Jake has yet to decide where he will attend college in the fall but says his top choices are the University of Washington and Cal Poly San Luis Obispo. “I don’t have any plans to play sports in college, but I’m definitely going to keep an open mind,” said Jake about his future plans.
As far as academics go, Jake will pursue a degree in engineering and plans to become a bioengineer, designing advanced prosthetics that will allow amputees to live fuller lives. “I’ve always enjoyed math and science, and I want to be able to apply the skills I’ve learned to real life situations,” said Jake.
He shares that what he enjoys most about wrestling is how it is both a team and an individual sport. “When I’m competing, it’s an individual sport—it’s just me and my opponent. If I lose, there’s really no one to blame but myself,” said Jake. “I certainly enjoy the individual aspect, but besides the six minutes I spend on the mat during a match, wrestling is a team sport. The bonds I formed with my teammates are strong and will last a lifetime. I could never have performed so well this year if it wasn’t for my coaches and teammates constantly challenging me to improve during practice.”
Jake said that through sports he has learned that it is OK to fail, as failure can lead to success.
“You either give up or learn from your failures. During the state wrestling tournament, I lost a tough match in the quarterfinals. I could’ve easily given up at the point, but instead I learned from my mistakes and went on to win my next couple matches. My last match at the tournament was against the same opponent I had lost to in the quarterfinals. This time I learned from my mistakes and pinned my opponent in the second period.”

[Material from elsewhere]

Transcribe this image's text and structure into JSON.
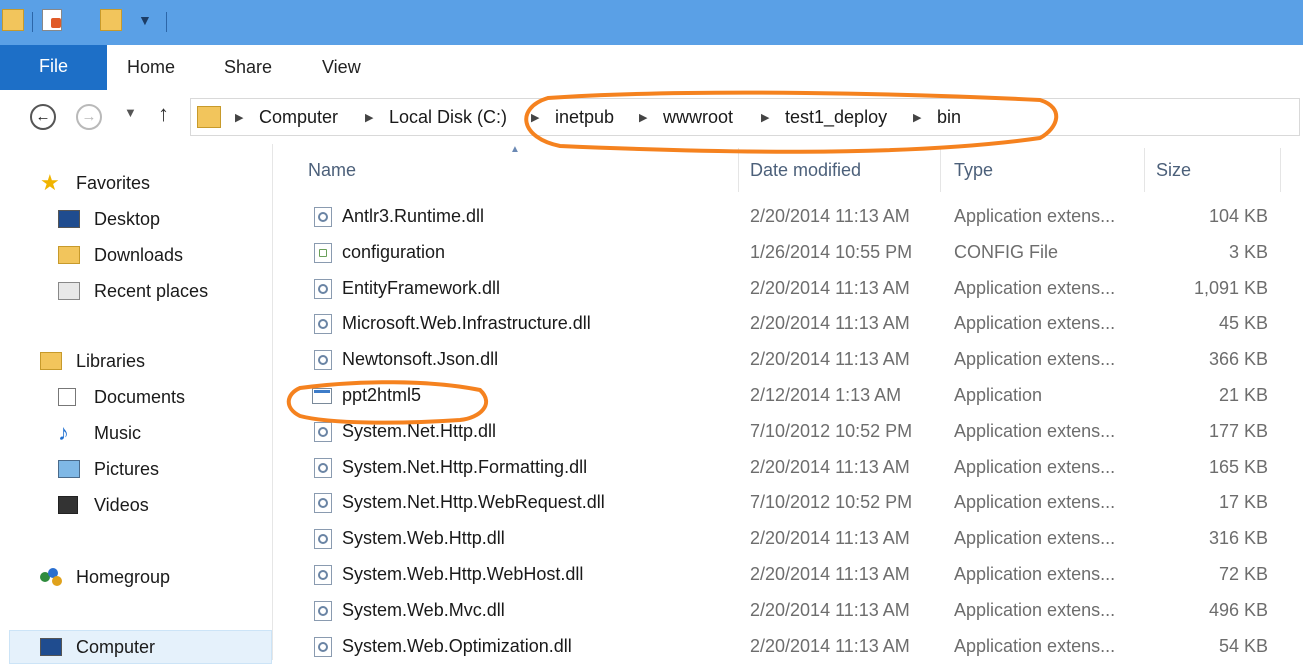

It is that kind of tenacity and determination that will ensure that Jake will be successful throughout his life in whatever path he follows.